(INPUT RECORDS begins)

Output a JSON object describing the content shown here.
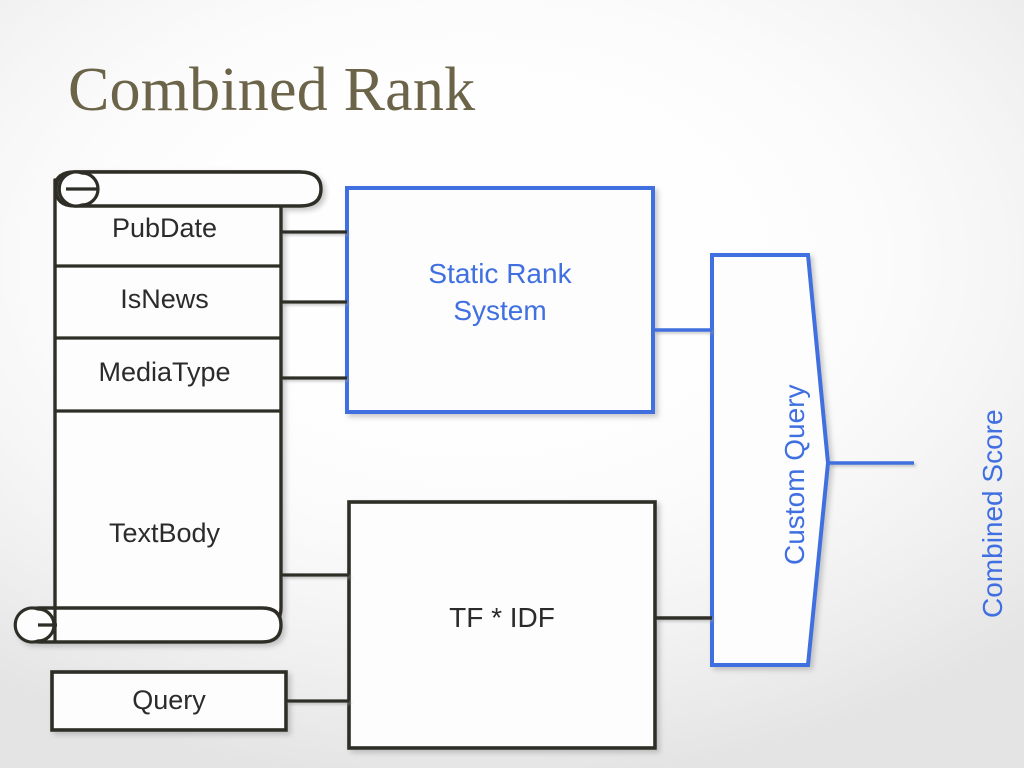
{
  "slide": {
    "title": "Combined Rank",
    "title_color": "#6b6449",
    "background": "#f2f2f2",
    "accent_blue": "#3f6fe0",
    "dark_stroke": "#2e2e27"
  },
  "document_scroll": {
    "name": "document-scroll",
    "rows": [
      {
        "label": "PubDate"
      },
      {
        "label": "IsNews"
      },
      {
        "label": "MediaType"
      },
      {
        "label": "TextBody"
      }
    ]
  },
  "query_box": {
    "label": "Query",
    "border_color": "#2e2e27",
    "text_color": "#2b2b2b"
  },
  "static_rank_box": {
    "label": "Static Rank\nSystem",
    "line1": "Static Rank",
    "line2": "System",
    "border_color": "#3f6fe0",
    "text_color": "#3f6fe0"
  },
  "tfidf_box": {
    "label": "TF * IDF",
    "border_color": "#2e2e27",
    "text_color": "#2b2b2b"
  },
  "custom_query_shape": {
    "label": "Custom Query",
    "border_color": "#3f6fe0",
    "text_color": "#3f6fe0",
    "orientation": "vertical"
  },
  "output_label": {
    "label": "Combined Score",
    "text_color": "#3f6fe0",
    "orientation": "vertical"
  },
  "connectors": [
    {
      "name": "pubdate-to-static-rank",
      "color": "#2e2e27"
    },
    {
      "name": "isnews-to-static-rank",
      "color": "#2e2e27"
    },
    {
      "name": "mediatype-to-static-rank",
      "color": "#2e2e27"
    },
    {
      "name": "textbody-to-tfidf",
      "color": "#2e2e27"
    },
    {
      "name": "query-to-tfidf",
      "color": "#2e2e27"
    },
    {
      "name": "static-rank-to-custom-query",
      "color": "#3f6fe0"
    },
    {
      "name": "tfidf-to-custom-query",
      "color": "#2e2e27"
    },
    {
      "name": "custom-query-to-combined-score",
      "color": "#3f6fe0"
    }
  ]
}
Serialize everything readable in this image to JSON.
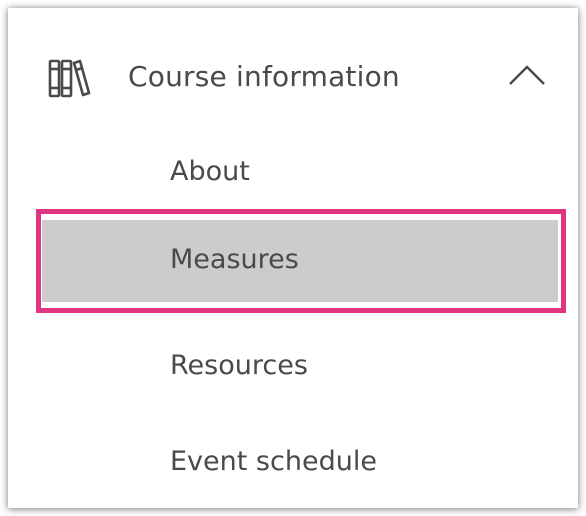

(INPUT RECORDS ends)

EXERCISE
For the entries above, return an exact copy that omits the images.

RESULT OF THIS TASK
Output a JSON object describing the content shown here.
{
  "slide": {
    "title": "Combined Rank",
    "title_color": "#6b6449",
    "background": "#f2f2f2",
    "accent_blue": "#3f6fe0",
    "dark_stroke": "#2e2e27"
  },
  "document_scroll": {
    "name": "document-scroll",
    "rows": [
      {
        "label": "PubDate"
      },
      {
        "label": "IsNews"
      },
      {
        "label": "MediaType"
      },
      {
        "label": "TextBody"
      }
    ]
  },
  "query_box": {
    "label": "Query",
    "border_color": "#2e2e27",
    "text_color": "#2b2b2b"
  },
  "static_rank_box": {
    "label": "Static Rank\nSystem",
    "line1": "Static Rank",
    "line2": "System",
    "border_color": "#3f6fe0",
    "text_color": "#3f6fe0"
  },
  "tfidf_box": {
    "label": "TF * IDF",
    "border_color": "#2e2e27",
    "text_color": "#2b2b2b"
  },
  "custom_query_shape": {
    "label": "Custom Query",
    "border_color": "#3f6fe0",
    "text_color": "#3f6fe0",
    "orientation": "vertical"
  },
  "output_label": {
    "label": "Combined Score",
    "text_color": "#3f6fe0",
    "orientation": "vertical"
  },
  "connectors": [
    {
      "name": "pubdate-to-static-rank",
      "color": "#2e2e27"
    },
    {
      "name": "isnews-to-static-rank",
      "color": "#2e2e27"
    },
    {
      "name": "mediatype-to-static-rank",
      "color": "#2e2e27"
    },
    {
      "name": "textbody-to-tfidf",
      "color": "#2e2e27"
    },
    {
      "name": "query-to-tfidf",
      "color": "#2e2e27"
    },
    {
      "name": "static-rank-to-custom-query",
      "color": "#3f6fe0"
    },
    {
      "name": "tfidf-to-custom-query",
      "color": "#2e2e27"
    },
    {
      "name": "custom-query-to-combined-score",
      "color": "#3f6fe0"
    }
  ]
}
Serialize everything readable in this image to JSON.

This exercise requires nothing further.